Instructions to follow: When a line below holds the string "marquee", show that line.

App and web page records:

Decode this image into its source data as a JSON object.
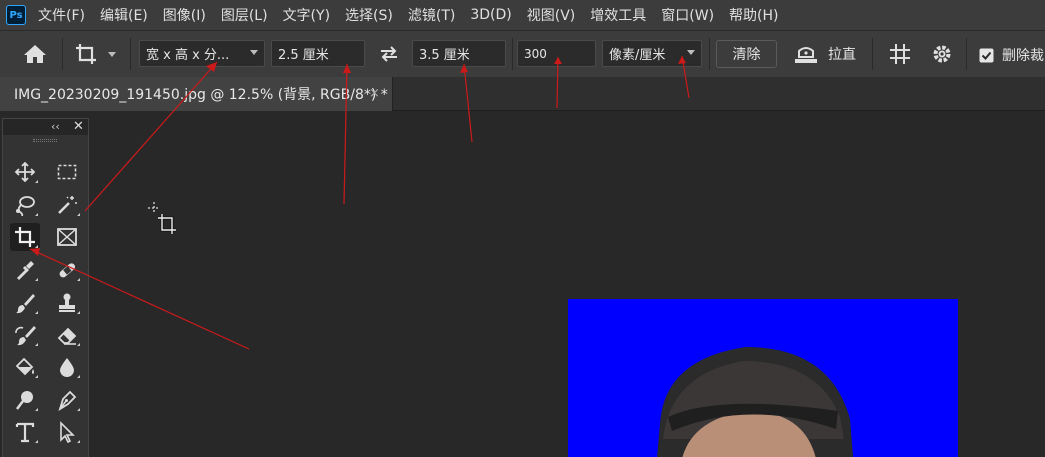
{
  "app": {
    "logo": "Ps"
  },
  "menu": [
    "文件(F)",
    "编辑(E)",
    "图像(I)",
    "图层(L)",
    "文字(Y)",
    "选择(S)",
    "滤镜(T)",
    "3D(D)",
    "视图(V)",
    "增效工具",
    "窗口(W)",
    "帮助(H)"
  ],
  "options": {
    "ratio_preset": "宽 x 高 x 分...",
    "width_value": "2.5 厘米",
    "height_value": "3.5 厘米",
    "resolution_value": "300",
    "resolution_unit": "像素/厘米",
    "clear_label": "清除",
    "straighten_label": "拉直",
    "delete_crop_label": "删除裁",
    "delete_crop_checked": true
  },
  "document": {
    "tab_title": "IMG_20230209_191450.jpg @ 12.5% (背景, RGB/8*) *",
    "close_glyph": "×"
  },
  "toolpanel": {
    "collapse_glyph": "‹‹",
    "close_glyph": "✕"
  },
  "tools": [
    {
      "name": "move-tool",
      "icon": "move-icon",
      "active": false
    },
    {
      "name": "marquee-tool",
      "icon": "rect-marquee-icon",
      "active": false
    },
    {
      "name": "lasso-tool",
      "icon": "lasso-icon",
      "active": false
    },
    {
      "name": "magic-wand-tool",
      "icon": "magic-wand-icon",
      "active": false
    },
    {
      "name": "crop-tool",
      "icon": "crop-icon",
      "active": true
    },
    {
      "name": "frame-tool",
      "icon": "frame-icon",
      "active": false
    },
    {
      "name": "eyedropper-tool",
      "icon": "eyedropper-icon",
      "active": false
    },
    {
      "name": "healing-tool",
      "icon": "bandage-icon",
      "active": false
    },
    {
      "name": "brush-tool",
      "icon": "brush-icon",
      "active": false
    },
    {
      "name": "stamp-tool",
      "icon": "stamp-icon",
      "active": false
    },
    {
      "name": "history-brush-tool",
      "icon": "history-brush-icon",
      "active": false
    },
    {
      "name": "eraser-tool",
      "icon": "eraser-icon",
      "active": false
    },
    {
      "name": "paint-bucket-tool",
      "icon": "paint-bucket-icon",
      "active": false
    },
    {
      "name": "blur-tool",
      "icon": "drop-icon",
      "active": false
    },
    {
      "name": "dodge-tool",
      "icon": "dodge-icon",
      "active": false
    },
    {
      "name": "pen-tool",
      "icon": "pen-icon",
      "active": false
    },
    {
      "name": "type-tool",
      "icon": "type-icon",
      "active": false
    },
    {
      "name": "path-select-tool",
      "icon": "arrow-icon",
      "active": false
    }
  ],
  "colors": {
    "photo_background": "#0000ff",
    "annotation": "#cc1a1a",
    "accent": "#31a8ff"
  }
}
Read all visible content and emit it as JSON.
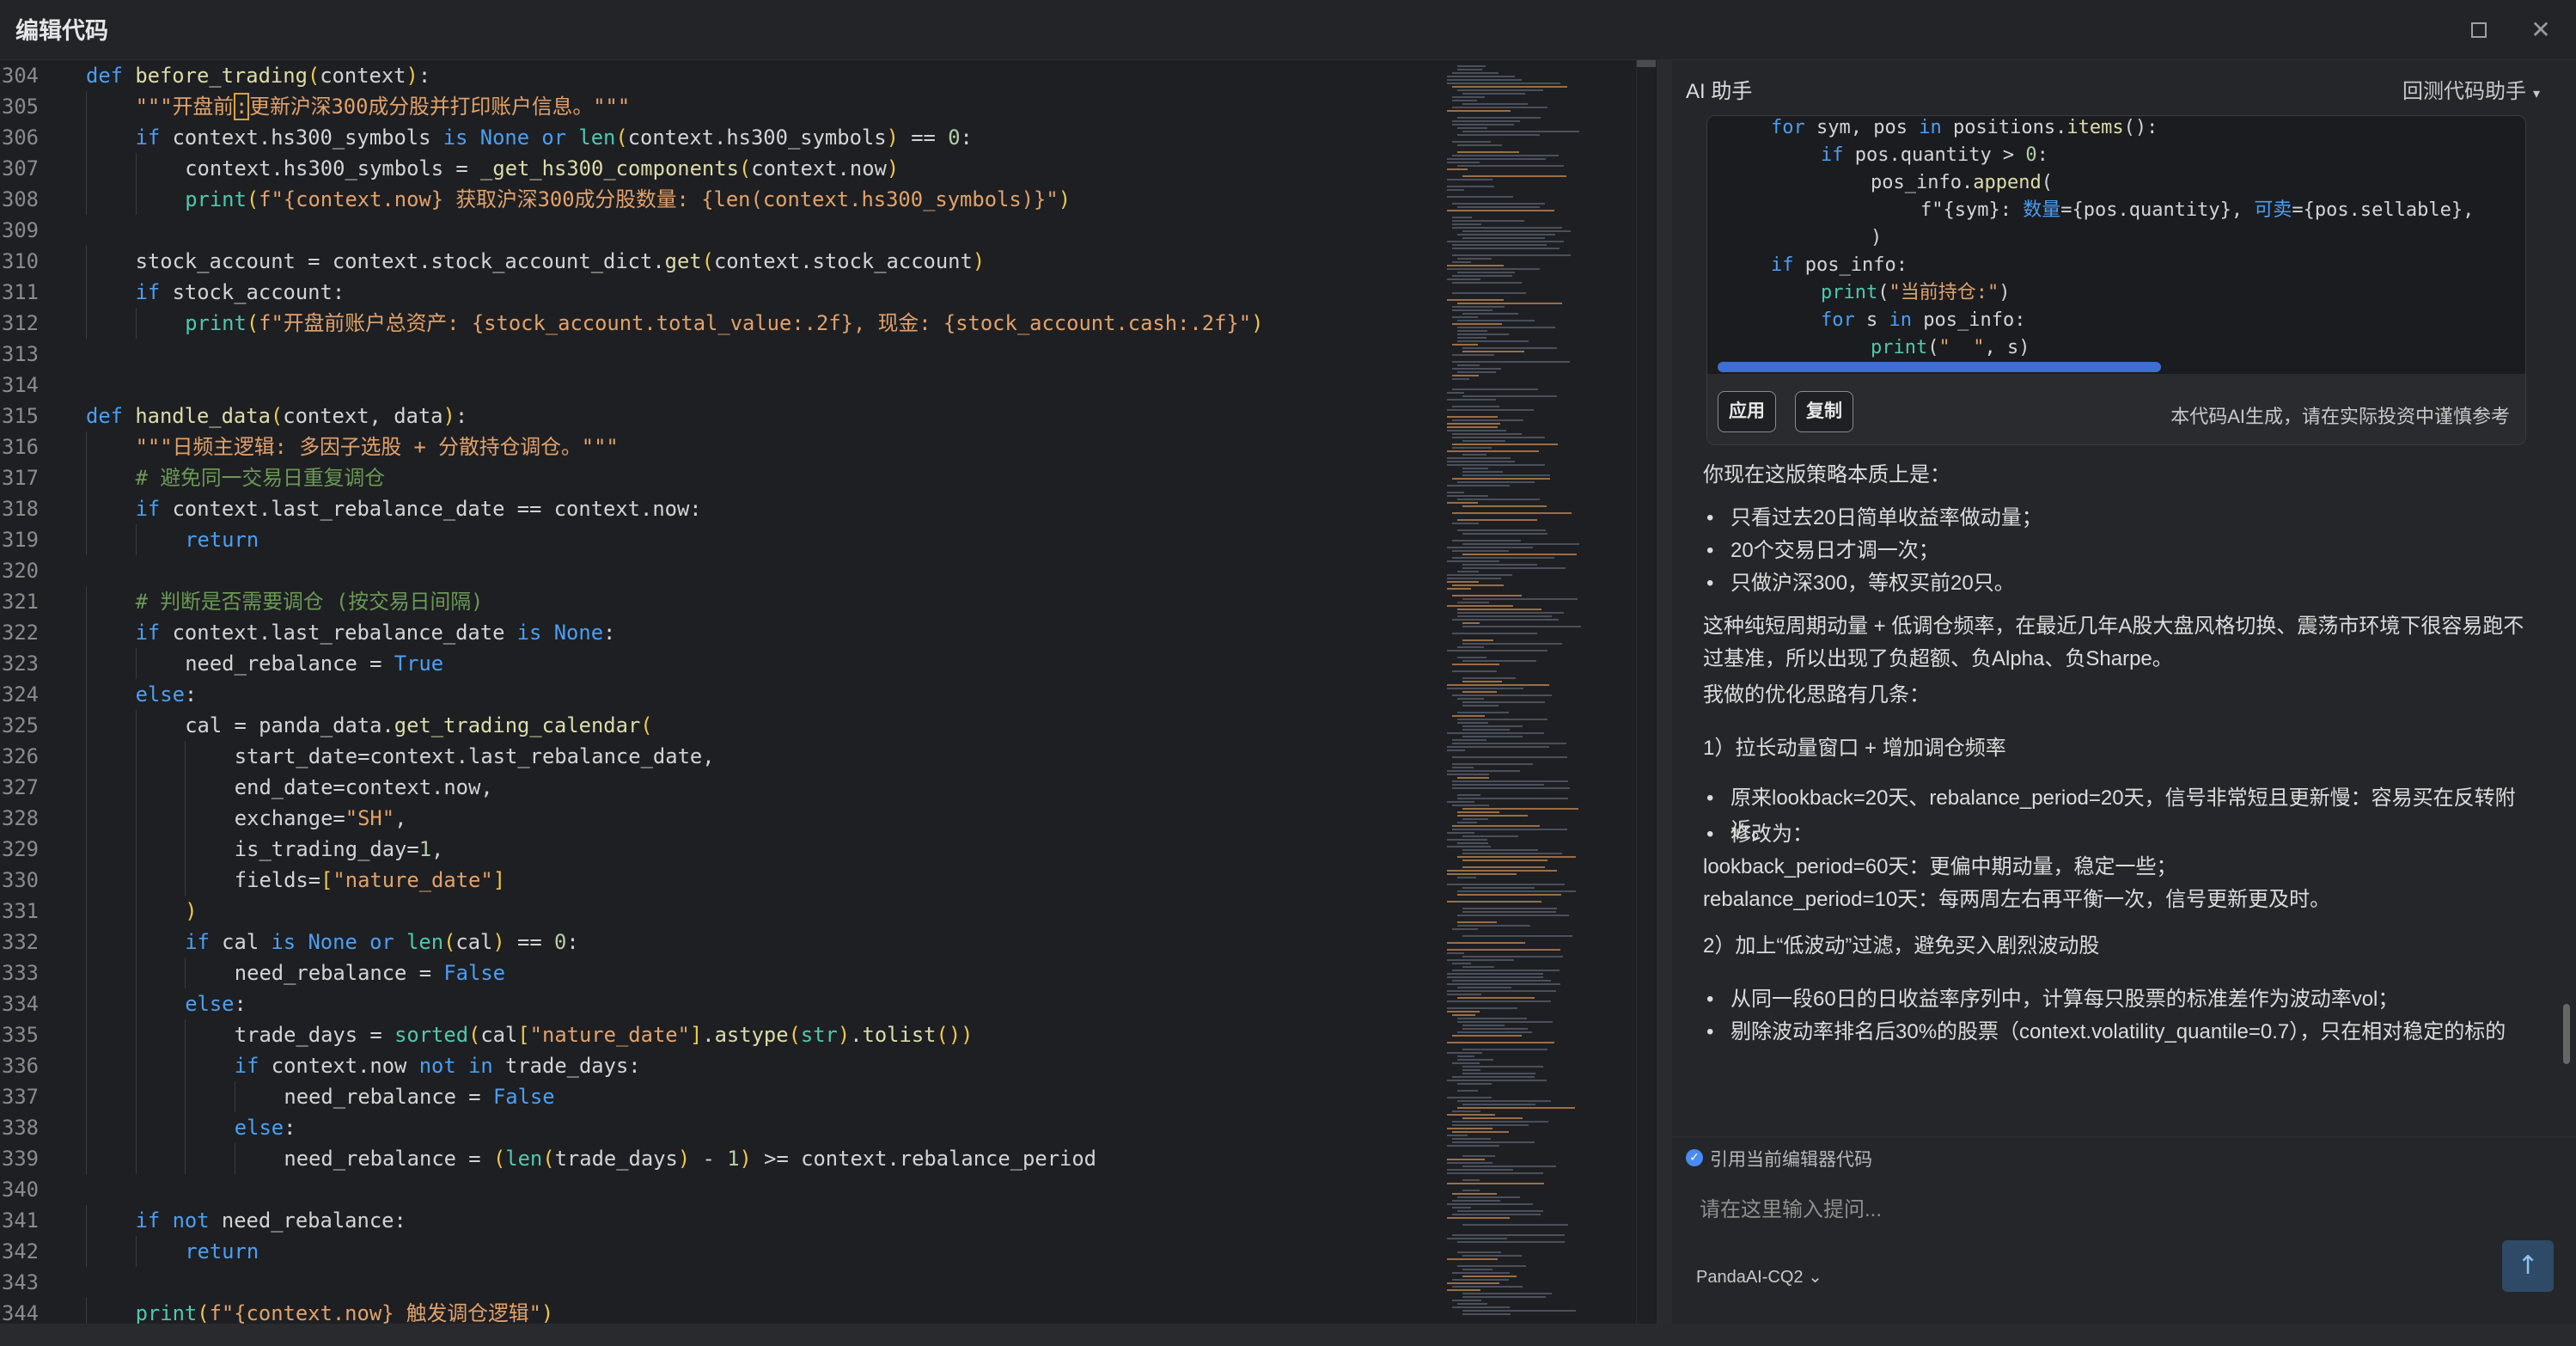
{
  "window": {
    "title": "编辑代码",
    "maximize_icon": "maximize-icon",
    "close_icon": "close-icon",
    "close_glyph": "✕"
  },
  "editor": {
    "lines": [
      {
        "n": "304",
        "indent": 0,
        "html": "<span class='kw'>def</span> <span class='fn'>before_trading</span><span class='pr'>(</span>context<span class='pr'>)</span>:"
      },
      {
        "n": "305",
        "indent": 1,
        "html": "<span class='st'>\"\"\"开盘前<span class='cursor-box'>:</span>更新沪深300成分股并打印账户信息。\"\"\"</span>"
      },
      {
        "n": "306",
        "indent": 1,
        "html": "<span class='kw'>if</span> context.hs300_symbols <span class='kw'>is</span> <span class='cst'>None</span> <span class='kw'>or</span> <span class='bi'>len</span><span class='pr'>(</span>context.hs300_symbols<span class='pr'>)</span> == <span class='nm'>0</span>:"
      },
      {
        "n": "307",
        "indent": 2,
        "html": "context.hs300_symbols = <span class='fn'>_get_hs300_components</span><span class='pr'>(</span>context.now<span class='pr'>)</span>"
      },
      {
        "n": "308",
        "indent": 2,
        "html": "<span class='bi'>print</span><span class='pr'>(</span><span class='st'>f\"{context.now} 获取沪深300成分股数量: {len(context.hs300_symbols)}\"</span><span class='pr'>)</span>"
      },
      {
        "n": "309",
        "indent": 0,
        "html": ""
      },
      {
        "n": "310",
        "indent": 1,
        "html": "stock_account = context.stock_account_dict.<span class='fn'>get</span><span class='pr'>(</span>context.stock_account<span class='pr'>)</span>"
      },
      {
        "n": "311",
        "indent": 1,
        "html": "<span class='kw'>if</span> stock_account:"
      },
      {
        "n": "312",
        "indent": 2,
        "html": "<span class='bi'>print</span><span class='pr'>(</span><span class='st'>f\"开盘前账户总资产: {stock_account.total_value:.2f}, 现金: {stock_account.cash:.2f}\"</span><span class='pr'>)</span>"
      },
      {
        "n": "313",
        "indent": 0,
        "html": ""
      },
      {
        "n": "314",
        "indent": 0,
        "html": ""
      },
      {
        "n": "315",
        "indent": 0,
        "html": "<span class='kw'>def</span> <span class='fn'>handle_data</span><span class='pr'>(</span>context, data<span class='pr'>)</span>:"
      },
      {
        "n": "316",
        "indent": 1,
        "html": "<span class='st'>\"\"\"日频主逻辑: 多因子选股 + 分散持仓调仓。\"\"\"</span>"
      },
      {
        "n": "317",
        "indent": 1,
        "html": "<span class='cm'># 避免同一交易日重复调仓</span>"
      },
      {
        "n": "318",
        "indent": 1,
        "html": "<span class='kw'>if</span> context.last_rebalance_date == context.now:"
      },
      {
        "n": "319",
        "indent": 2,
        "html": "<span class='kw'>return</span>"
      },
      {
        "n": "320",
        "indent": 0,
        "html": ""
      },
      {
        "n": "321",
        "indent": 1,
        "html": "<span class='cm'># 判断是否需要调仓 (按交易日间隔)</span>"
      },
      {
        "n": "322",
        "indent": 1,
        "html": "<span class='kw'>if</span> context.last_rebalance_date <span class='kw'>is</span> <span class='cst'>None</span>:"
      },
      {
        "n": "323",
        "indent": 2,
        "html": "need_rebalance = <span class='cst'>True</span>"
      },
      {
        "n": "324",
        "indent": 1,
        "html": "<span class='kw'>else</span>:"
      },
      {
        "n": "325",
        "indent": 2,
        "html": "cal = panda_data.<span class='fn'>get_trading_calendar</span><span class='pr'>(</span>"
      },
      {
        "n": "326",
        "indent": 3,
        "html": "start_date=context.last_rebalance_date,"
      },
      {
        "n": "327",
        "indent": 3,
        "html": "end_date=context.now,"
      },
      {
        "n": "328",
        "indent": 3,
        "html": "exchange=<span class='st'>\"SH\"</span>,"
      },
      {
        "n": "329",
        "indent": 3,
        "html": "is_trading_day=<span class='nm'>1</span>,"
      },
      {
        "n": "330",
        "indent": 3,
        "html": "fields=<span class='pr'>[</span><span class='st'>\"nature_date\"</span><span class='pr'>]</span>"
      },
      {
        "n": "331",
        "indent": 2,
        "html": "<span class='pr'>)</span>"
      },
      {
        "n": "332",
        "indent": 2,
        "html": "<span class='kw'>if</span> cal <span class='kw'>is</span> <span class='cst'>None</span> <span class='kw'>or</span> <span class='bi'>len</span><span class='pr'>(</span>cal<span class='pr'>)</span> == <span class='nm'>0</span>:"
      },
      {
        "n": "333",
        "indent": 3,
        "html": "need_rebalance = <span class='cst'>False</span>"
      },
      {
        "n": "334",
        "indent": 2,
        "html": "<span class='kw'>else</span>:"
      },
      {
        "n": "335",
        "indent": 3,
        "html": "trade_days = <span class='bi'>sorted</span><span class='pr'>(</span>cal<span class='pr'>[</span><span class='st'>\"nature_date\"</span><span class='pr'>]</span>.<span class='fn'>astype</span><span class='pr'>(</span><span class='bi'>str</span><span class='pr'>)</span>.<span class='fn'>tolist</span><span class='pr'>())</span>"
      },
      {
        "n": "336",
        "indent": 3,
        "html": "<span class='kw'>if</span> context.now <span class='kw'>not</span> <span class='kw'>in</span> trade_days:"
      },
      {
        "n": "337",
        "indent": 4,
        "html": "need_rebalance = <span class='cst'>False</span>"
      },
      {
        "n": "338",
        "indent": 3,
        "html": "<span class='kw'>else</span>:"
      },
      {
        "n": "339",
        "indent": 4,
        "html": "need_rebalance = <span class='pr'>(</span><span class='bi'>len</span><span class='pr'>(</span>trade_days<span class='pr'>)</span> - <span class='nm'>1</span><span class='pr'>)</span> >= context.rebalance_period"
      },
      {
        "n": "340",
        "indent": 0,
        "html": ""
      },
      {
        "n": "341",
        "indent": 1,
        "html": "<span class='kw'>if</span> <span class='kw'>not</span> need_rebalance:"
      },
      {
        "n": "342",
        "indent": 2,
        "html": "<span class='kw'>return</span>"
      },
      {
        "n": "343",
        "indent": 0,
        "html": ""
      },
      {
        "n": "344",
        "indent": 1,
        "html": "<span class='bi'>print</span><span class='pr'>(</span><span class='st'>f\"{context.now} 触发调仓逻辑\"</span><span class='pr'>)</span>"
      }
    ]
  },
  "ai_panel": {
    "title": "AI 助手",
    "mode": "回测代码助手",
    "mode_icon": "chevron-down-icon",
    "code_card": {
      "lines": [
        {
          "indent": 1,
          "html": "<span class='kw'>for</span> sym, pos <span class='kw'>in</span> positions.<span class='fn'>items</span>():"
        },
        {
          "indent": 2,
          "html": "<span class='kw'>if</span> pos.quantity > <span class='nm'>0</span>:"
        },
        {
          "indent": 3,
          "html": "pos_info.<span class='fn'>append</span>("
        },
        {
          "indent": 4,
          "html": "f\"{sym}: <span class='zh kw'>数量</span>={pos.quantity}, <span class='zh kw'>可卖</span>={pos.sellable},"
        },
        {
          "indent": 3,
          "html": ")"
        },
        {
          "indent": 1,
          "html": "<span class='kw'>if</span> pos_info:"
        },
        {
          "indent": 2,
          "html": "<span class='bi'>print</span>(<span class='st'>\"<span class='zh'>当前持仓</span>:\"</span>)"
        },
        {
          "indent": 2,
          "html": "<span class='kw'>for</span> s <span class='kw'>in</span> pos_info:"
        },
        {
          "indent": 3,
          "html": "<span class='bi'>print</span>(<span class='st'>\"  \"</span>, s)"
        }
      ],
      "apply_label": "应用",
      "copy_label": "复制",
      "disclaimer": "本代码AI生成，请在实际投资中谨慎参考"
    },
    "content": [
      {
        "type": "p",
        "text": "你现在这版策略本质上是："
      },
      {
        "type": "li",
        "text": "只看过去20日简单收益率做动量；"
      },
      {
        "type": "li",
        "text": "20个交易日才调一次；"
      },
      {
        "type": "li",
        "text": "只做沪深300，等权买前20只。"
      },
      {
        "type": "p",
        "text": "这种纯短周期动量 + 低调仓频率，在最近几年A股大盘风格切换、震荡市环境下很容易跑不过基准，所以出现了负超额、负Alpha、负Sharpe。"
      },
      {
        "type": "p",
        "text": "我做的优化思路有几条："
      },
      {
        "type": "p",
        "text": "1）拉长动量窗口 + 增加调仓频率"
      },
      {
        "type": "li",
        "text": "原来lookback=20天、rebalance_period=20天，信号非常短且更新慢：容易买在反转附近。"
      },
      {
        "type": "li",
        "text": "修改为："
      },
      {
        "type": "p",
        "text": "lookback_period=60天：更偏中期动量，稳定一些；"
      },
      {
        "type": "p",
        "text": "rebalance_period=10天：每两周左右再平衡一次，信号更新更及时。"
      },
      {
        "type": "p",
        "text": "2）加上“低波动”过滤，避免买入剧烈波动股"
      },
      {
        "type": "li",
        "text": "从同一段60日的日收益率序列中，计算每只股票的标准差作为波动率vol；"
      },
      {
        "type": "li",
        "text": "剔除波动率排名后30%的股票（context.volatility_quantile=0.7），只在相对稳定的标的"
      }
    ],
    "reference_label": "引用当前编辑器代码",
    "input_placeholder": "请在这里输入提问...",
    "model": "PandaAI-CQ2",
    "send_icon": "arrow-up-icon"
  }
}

Solution below:
      "name": "marquee-tool",
      "icon": "rect-marquee-icon",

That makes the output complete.